#### EXCERPTED RECORDS:
● ● ● ●
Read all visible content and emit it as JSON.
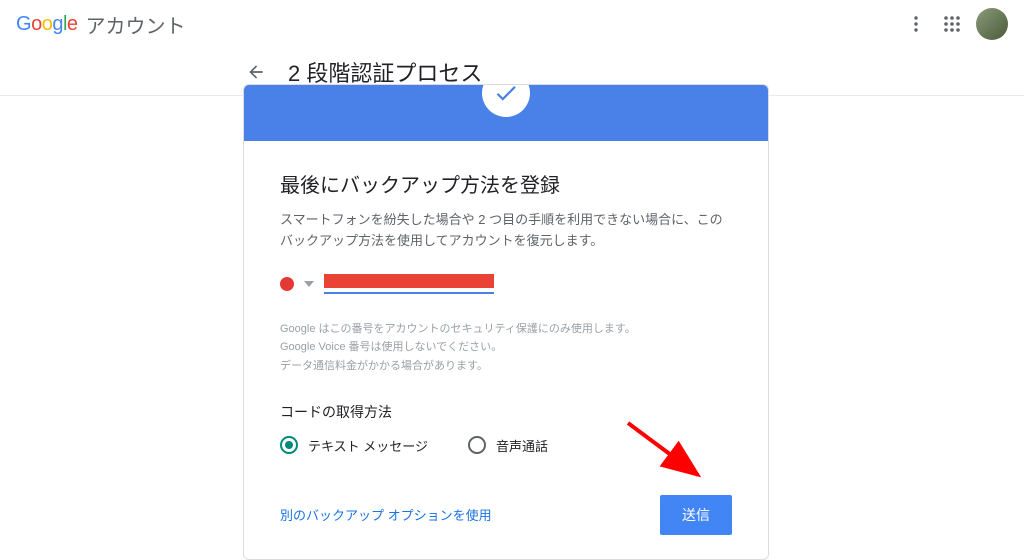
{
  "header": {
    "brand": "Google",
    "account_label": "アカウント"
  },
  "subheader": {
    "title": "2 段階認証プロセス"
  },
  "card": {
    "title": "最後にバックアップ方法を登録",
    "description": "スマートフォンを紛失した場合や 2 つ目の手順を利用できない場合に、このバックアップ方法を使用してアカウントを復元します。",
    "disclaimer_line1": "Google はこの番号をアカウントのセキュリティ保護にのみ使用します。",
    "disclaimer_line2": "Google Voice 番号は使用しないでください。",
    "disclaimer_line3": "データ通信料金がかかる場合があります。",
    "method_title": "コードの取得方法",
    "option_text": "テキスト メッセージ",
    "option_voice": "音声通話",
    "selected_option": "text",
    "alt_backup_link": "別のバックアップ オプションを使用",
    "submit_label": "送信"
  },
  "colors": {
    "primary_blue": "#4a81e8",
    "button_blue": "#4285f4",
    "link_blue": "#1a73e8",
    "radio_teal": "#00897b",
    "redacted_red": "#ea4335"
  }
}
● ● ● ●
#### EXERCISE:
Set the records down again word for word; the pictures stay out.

#### YOUR RESPONSE:
Read all visible content and emit it as JSON.
{
  "header": {
    "brand": "Google",
    "account_label": "アカウント"
  },
  "subheader": {
    "title": "2 段階認証プロセス"
  },
  "card": {
    "title": "最後にバックアップ方法を登録",
    "description": "スマートフォンを紛失した場合や 2 つ目の手順を利用できない場合に、このバックアップ方法を使用してアカウントを復元します。",
    "disclaimer_line1": "Google はこの番号をアカウントのセキュリティ保護にのみ使用します。",
    "disclaimer_line2": "Google Voice 番号は使用しないでください。",
    "disclaimer_line3": "データ通信料金がかかる場合があります。",
    "method_title": "コードの取得方法",
    "option_text": "テキスト メッセージ",
    "option_voice": "音声通話",
    "selected_option": "text",
    "alt_backup_link": "別のバックアップ オプションを使用",
    "submit_label": "送信"
  },
  "colors": {
    "primary_blue": "#4a81e8",
    "button_blue": "#4285f4",
    "link_blue": "#1a73e8",
    "radio_teal": "#00897b",
    "redacted_red": "#ea4335"
  }
}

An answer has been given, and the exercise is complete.